Following her December appeal, Humana issued an "explanation of non-coverage," which says that skilled nursing services would be covered if they were needed to maintain a patient's current condition or keep them from getting worse. It also states Hunt has a "long-standing condition that no longer requires monitoring" and it goes on to say that her "port hasn't been used in years" and no longer needed to be flushed out.

But, Hunt said her port has been used and often.

"All it ever did was got flushed, and he drew my blood," she said.

More recently, in February, Hunt's doctors issued two notes calling for her to have her blood drawn via her port and for her port to be flushed monthly. Both listed "Home Health Care" as the means to get this done.

In March, Hunt's doctor issued another note saying "Home healthcare will be required indefinitely."

So far, Hunt's services still haven't been reinstated.

"I'll just tell you like this, I just feel like nobody really cares what happens to people anymore," she said.

Earlier this week, ABC Action News contacted AdventHealth for more information. They released the following statement:

We understand the process can be confusing to navigate, but the patient is not eligible for skilled services from AdventHealth Home Care West Florida at this time. AdventHealth does not have the authority to reinstitute services. We spoke with our home care team, and in order to reinstitute services, ms. Hunt will need to work directly with her physician and Humana case worker to receive a physician’s order to qualify for skilled case services.

The next day, ABC Action News contacted Humana, because Mrs. Hunt does have a doctor's note.

Humana released the following statement on Thursday:

Protecting our health plan members’ privacy is an important priority for Humana, and federal privacy regulations restrict what information we can share about individuals and their medical care. That said, we work diligently to resolve issues our members encounter in accessing the care they need. Humana is committed to providing our members with access to high-quality health care, which can include care delivered in their homes – for members who meet standards we follow that are set by the centers for medicare and Medicaid services.

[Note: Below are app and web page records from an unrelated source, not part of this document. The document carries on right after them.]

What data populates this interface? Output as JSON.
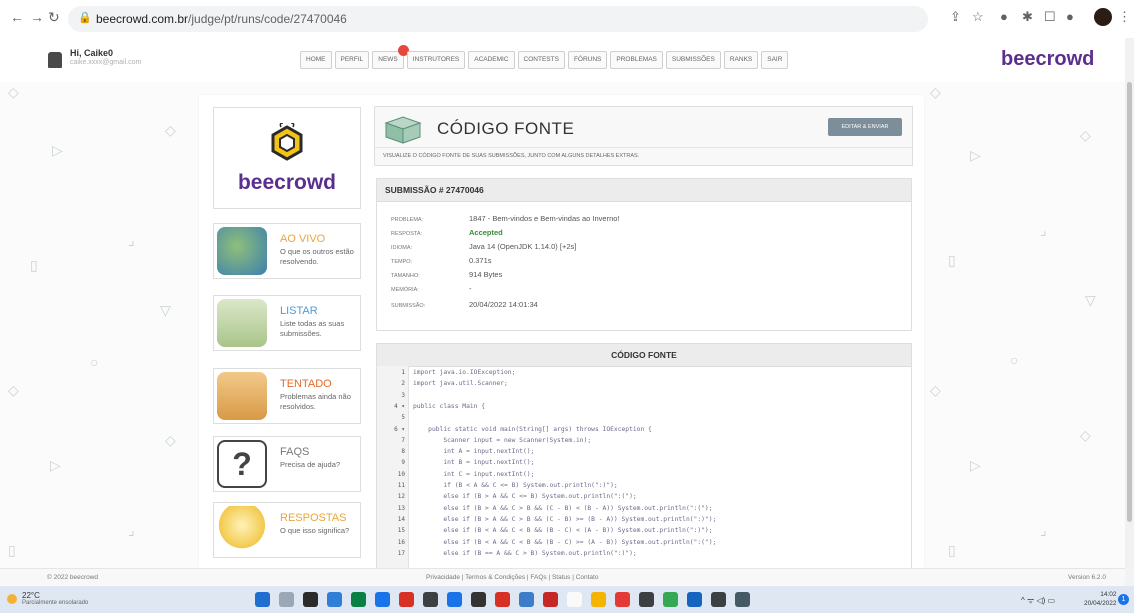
{
  "browser": {
    "url_host": "beecrowd.com.br",
    "url_path": "/judge/pt/runs/code/27470046"
  },
  "user": {
    "greeting": "Hi, Caike0",
    "email": "caike.xxxx@gmail.com"
  },
  "menu": [
    {
      "label": "HOME"
    },
    {
      "label": "PERFIL"
    },
    {
      "label": "NEWS",
      "badge": true
    },
    {
      "label": "INSTRUTORES"
    },
    {
      "label": "ACADEMIC"
    },
    {
      "label": "CONTESTS"
    },
    {
      "label": "FÓRUNS"
    },
    {
      "label": "PROBLEMAS"
    },
    {
      "label": "SUBMISSÕES"
    },
    {
      "label": "RANKS"
    },
    {
      "label": "SAIR"
    }
  ],
  "brand": "beecrowd",
  "sidebar": [
    {
      "title": "AO VIVO",
      "desc": "O que os outros estão resolvendo.",
      "color": "#e8a63a",
      "icon": "globe-icon"
    },
    {
      "title": "LISTAR",
      "desc": "Liste todas as suas submissões.",
      "color": "#4f9bd5",
      "icon": "list-icon"
    },
    {
      "title": "TENTADO",
      "desc": "Problemas ainda não resolvidos.",
      "color": "#e26b28",
      "icon": "box-icon"
    },
    {
      "title": "FAQS",
      "desc": "Precisa de ajuda?",
      "color": "#777777",
      "icon": "question-icon"
    },
    {
      "title": "RESPOSTAS",
      "desc": "O que isso significa?",
      "color": "#e8a63a",
      "icon": "lightbulb-icon"
    }
  ],
  "header": {
    "title": "CÓDIGO FONTE",
    "button": "EDITAR & ENVIAR",
    "description": "VISUALIZE O CÓDIGO FONTE DE SUAS SUBMISSÕES, JUNTO COM ALGUNS DETALHES EXTRAS."
  },
  "submission": {
    "heading": "SUBMISSÃO # 27470046",
    "fields": [
      {
        "key": "PROBLEMA:",
        "value": "1847 - Bem-vindos e Bem-vindas ao Inverno!"
      },
      {
        "key": "RESPOSTA:",
        "value": "Accepted"
      },
      {
        "key": "IDIOMA:",
        "value": "Java 14 (OpenJDK 1.14.0) [+2s]"
      },
      {
        "key": "TEMPO:",
        "value": "0.371s"
      },
      {
        "key": "TAMANHO:",
        "value": "914 Bytes"
      },
      {
        "key": "MEMÓRIA:",
        "value": "-"
      },
      {
        "key": "SUBMISSÃO:",
        "value": "20/04/2022 14:01:34"
      }
    ]
  },
  "code": {
    "heading": "CÓDIGO FONTE",
    "lines": [
      {
        "n": "1",
        "text": "import java.io.IOException;"
      },
      {
        "n": "2",
        "text": "import java.util.Scanner;"
      },
      {
        "n": "3",
        "text": ""
      },
      {
        "n": "4 ▾",
        "text": "public class Main {"
      },
      {
        "n": "5",
        "text": ""
      },
      {
        "n": "6 ▾",
        "text": "    public static void main(String[] args) throws IOException {"
      },
      {
        "n": "7",
        "text": "        Scanner input = new Scanner(System.in);"
      },
      {
        "n": "8",
        "text": "        int A = input.nextInt();"
      },
      {
        "n": "9",
        "text": "        int B = input.nextInt();"
      },
      {
        "n": "10",
        "text": "        int C = input.nextInt();"
      },
      {
        "n": "11",
        "text": "        if (B < A && C <= B) System.out.println(\":)\");"
      },
      {
        "n": "12",
        "text": "        else if (B > A && C <= B) System.out.println(\":(\");"
      },
      {
        "n": "13",
        "text": "        else if (B > A && C > B && (C - B) < (B - A)) System.out.println(\":(\");"
      },
      {
        "n": "14",
        "text": "        else if (B > A && C > B && (C - B) >= (B - A)) System.out.println(\":)\");"
      },
      {
        "n": "15",
        "text": "        else if (B < A && C < B && (B - C) < (A - B)) System.out.println(\":)\");"
      },
      {
        "n": "16",
        "text": "        else if (B < A && C < B && (B - C) >= (A - B)) System.out.println(\":(\");"
      },
      {
        "n": "17",
        "text": "        else if (B == A && C > B) System.out.println(\":)\");"
      }
    ]
  },
  "footer": {
    "copyright": "© 2022 beecrowd",
    "links": "Privacidade  |  Termos & Condições  |  FAQs  |  Status  |  Contato",
    "version": "Version 6.2.0"
  },
  "taskbar": {
    "temp": "22°C",
    "weather": "Parcialmente ensolarado",
    "time": "14:02",
    "date": "20/04/2022",
    "notifications": "1",
    "app_colors": [
      "#1f6fd1",
      "#9aa7b4",
      "#2b2b2b",
      "#2f7ed8",
      "#0b8043",
      "#1a73e8",
      "#d93025",
      "#3c4043",
      "#1a73e8",
      "#333333",
      "#d93025",
      "#3c7cc9",
      "#c62828",
      "#fafafa",
      "#f4b400",
      "#e53935",
      "#3c4043",
      "#34a853",
      "#1565c0",
      "#3c4043",
      "#455a64"
    ]
  }
}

Hunt said she's also gotten a call from Humana with a promise that they would look into this issue, but she still doesn't know where this leaves her.